REG ADD "HKLM\System\CurrentControlSet\Control\Session Manager\Memory Management" -v DisablePagingExecutive -d 0x1 -t REG_DWORD -f
This will allow you to collect stack traces.
If you are running Windows XP, it’s a little more work. You can do it, but you will need to copy things from a machine with WPT already installed. Make sure you are copying from the same architecture (64-bit binaries won’t work on 32-bit Windows XP). Copy over just the files
perfctrl.dll into somewhere in your $PATH. I would link to a copy of those files if I knew it was legal. On your Windows 7 machine with the WPT installed, it will probably be somewhere like C:\Program Files\Microsoft Windows Performance Toolkit\xperf.exe and you can copy it to C:\Windows on your XP machine.
Now you can run it:
xperf -on DiagEasy -stackwalk profile run your scenario... xperf -stop -d browser.etl
This will gather more or less the same information as the
logman command above, except it’ll also grab stacktraces during the profile events. I think it may even cram some additional xperf-specific details into the trace log, which make it easier to analyze the file on another machine according to the ntdebugging guy(s?).
Either way, link to this .etl file in a bug report and it will be much easier to make sense of what’s going wrong. The xperf-produced .etl files are preferred, since they supposedly have more goodies in them, but if installing xperf is too much trouble then the logman-generated ones are still quite handy.

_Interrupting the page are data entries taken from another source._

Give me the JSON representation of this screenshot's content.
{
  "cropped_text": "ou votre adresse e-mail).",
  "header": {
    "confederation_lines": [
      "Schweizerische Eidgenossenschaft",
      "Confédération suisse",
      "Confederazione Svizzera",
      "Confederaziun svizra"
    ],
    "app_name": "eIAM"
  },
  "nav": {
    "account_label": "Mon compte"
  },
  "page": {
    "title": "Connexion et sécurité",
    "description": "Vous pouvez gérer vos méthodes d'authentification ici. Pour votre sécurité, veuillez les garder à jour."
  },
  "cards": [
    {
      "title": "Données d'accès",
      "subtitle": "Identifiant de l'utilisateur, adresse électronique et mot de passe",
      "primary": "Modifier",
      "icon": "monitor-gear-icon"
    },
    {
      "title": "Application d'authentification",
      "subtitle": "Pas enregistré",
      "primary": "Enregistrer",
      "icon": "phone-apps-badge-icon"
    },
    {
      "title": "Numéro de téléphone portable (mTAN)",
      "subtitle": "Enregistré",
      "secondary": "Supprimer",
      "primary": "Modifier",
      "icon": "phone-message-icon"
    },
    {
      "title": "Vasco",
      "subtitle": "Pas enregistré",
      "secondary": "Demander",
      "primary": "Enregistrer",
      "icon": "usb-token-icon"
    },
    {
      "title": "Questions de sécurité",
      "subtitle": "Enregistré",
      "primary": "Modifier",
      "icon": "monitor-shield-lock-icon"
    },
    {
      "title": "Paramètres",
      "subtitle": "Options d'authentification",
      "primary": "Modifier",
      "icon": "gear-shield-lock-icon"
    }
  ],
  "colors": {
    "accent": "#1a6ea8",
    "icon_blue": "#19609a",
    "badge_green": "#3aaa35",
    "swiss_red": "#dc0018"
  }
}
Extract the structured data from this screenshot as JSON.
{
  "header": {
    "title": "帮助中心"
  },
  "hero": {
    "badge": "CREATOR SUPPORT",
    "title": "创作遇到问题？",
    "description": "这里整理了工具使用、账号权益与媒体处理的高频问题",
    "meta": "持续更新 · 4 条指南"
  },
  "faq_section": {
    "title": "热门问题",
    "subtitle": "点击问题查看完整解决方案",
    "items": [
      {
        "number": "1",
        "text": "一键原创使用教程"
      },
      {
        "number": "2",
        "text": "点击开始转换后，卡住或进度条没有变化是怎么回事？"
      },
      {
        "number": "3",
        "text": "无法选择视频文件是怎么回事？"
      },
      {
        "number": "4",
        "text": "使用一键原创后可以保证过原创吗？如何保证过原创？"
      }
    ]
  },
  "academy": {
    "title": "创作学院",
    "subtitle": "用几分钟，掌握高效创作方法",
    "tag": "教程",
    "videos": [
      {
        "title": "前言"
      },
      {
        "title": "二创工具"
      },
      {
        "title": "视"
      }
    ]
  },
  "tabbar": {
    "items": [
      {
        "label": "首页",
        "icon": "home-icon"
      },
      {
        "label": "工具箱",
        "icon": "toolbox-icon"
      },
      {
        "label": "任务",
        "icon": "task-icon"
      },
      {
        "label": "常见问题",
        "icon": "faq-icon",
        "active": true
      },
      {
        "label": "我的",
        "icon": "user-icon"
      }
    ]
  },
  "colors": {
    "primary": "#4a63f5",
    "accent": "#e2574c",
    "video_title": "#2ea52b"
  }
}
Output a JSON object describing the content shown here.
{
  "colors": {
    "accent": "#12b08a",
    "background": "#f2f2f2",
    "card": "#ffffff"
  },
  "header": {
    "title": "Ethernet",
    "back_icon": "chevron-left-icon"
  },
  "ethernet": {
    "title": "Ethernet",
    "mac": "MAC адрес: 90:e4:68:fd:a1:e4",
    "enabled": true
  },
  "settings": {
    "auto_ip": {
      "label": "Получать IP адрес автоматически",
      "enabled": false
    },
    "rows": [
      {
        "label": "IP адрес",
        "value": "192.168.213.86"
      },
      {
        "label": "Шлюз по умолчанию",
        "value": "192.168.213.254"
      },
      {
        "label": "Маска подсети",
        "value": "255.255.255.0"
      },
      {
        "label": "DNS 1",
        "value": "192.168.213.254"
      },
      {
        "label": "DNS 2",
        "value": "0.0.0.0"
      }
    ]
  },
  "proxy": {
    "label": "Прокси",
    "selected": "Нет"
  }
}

If you want to see what you’ve collected, run
I’ll talk about how to interpret what you see later. This article is all about capturing traces, not analyzing them.
So what are those commands doing? To really answer this question, I’d need to go into the details of the ETW architecture, which will be a followup blog post. So I’ll just give a short version for now:
The logman command starts up a tracing session aka logger using the predefined name “NT Kernel Logger”, and connects it up to receive events from the provider named “Windows Kernel Trace”. The 0x237f option is a bitmask of what flags aka keywords to include in the trace.
logman query providers "Windows Kernel Trace"
shows the list of available keyword bits for that provider and the descriptions of what they cover. The trace session is logged to the file browser.etl, and when the session is stopped all final events are flushed to it. The buffer settings are also configured to something reasonable.
The xperf command starts up the same logger with the DiagEasy group of keywords, which turns out to be the same as the 0x237f from the logman command. The log file is not specified, so it will default to \kernel.etl but we’re not going to directly use that file this time. Then the xperf -d command stops the logger and merges its output into browser.etl. According to the help message, it also adds “image identification information required for safe symbol decoding”, which sounds like a good thing.